__TASK BRIEF__
Reproduce the records. Keep every word exact and include no images.

__EXERCISE DATA__
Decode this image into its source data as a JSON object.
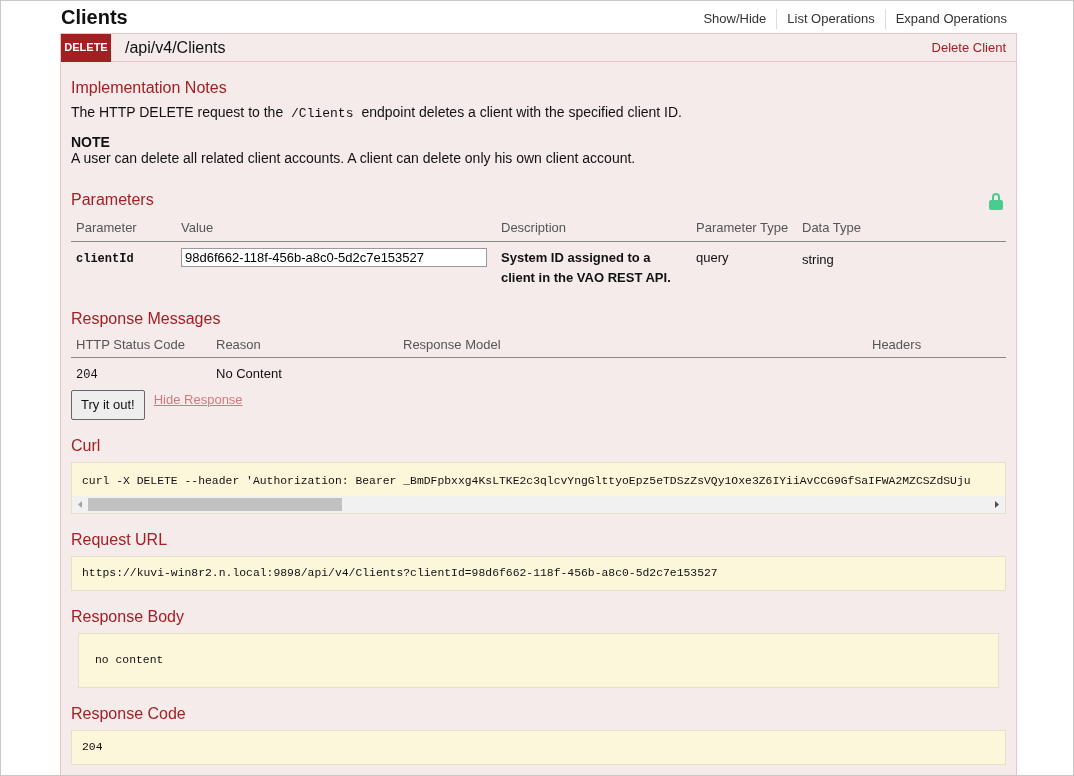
{
  "resource": {
    "title": "Clients",
    "links": [
      "Show/Hide",
      "List Operations",
      "Expand Operations"
    ]
  },
  "operation": {
    "method": "DELETE",
    "path": "/api/v4/Clients",
    "summary": "Delete Client"
  },
  "implementation_notes": {
    "heading": "Implementation Notes",
    "text_before": "The HTTP DELETE request to the",
    "code": "/Clients",
    "text_after": "endpoint deletes a client with the specified client ID.",
    "note_title": "NOTE",
    "note_text": "A user can delete all related client accounts. A client can delete only his own client account."
  },
  "parameters": {
    "heading": "Parameters",
    "columns": [
      "Parameter",
      "Value",
      "Description",
      "Parameter Type",
      "Data Type"
    ],
    "rows": [
      {
        "name": "clientId",
        "value": "98d6f662-118f-456b-a8c0-5d2c7e153527",
        "description": "System ID assigned to a client in the VAO REST API.",
        "parameter_type": "query",
        "data_type": "string"
      }
    ]
  },
  "response_messages": {
    "heading": "Response Messages",
    "columns": [
      "HTTP Status Code",
      "Reason",
      "Response Model",
      "Headers"
    ],
    "rows": [
      {
        "code": "204",
        "reason": "No Content"
      }
    ]
  },
  "buttons": {
    "try": "Try it out!",
    "hide": "Hide Response"
  },
  "curl": {
    "heading": "Curl",
    "text": "curl -X DELETE --header 'Authorization: Bearer _BmDFpbxxg4KsLTKE2c3qlcvYngGlttyoEpz5eTDSzZsVQy1Oxe3Z6IYiiAvCCG9GfSaIFWA2MZCSZdSUju"
  },
  "request_url": {
    "heading": "Request URL",
    "text": "https://kuvi-win8r2.n.local:9898/api/v4/Clients?clientId=98d6f662-118f-456b-a8c0-5d2c7e153527"
  },
  "response_body": {
    "heading": "Response Body",
    "text": "no content"
  },
  "response_code": {
    "heading": "Response Code",
    "text": "204"
  }
}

__WRITTEN SOLUTION__
Decode this image into its source data as a JSON object.
{
  "resource": {
    "title": "Clients",
    "links": [
      "Show/Hide",
      "List Operations",
      "Expand Operations"
    ]
  },
  "operation": {
    "method": "DELETE",
    "path": "/api/v4/Clients",
    "summary": "Delete Client"
  },
  "implementation_notes": {
    "heading": "Implementation Notes",
    "text_before": "The HTTP DELETE request to the",
    "code": "/Clients",
    "text_after": "endpoint deletes a client with the specified client ID.",
    "note_title": "NOTE",
    "note_text": "A user can delete all related client accounts. A client can delete only his own client account."
  },
  "parameters": {
    "heading": "Parameters",
    "columns": [
      "Parameter",
      "Value",
      "Description",
      "Parameter Type",
      "Data Type"
    ],
    "rows": [
      {
        "name": "clientId",
        "value": "98d6f662-118f-456b-a8c0-5d2c7e153527",
        "description": "System ID assigned to a client in the VAO REST API.",
        "parameter_type": "query",
        "data_type": "string"
      }
    ]
  },
  "response_messages": {
    "heading": "Response Messages",
    "columns": [
      "HTTP Status Code",
      "Reason",
      "Response Model",
      "Headers"
    ],
    "rows": [
      {
        "code": "204",
        "reason": "No Content"
      }
    ]
  },
  "buttons": {
    "try": "Try it out!",
    "hide": "Hide Response"
  },
  "curl": {
    "heading": "Curl",
    "text": "curl -X DELETE --header 'Authorization: Bearer _BmDFpbxxg4KsLTKE2c3qlcvYngGlttyoEpz5eTDSzZsVQy1Oxe3Z6IYiiAvCCG9GfSaIFWA2MZCSZdSUju"
  },
  "request_url": {
    "heading": "Request URL",
    "text": "https://kuvi-win8r2.n.local:9898/api/v4/Clients?clientId=98d6f662-118f-456b-a8c0-5d2c7e153527"
  },
  "response_body": {
    "heading": "Response Body",
    "text": "no content"
  },
  "response_code": {
    "heading": "Response Code",
    "text": "204"
  }
}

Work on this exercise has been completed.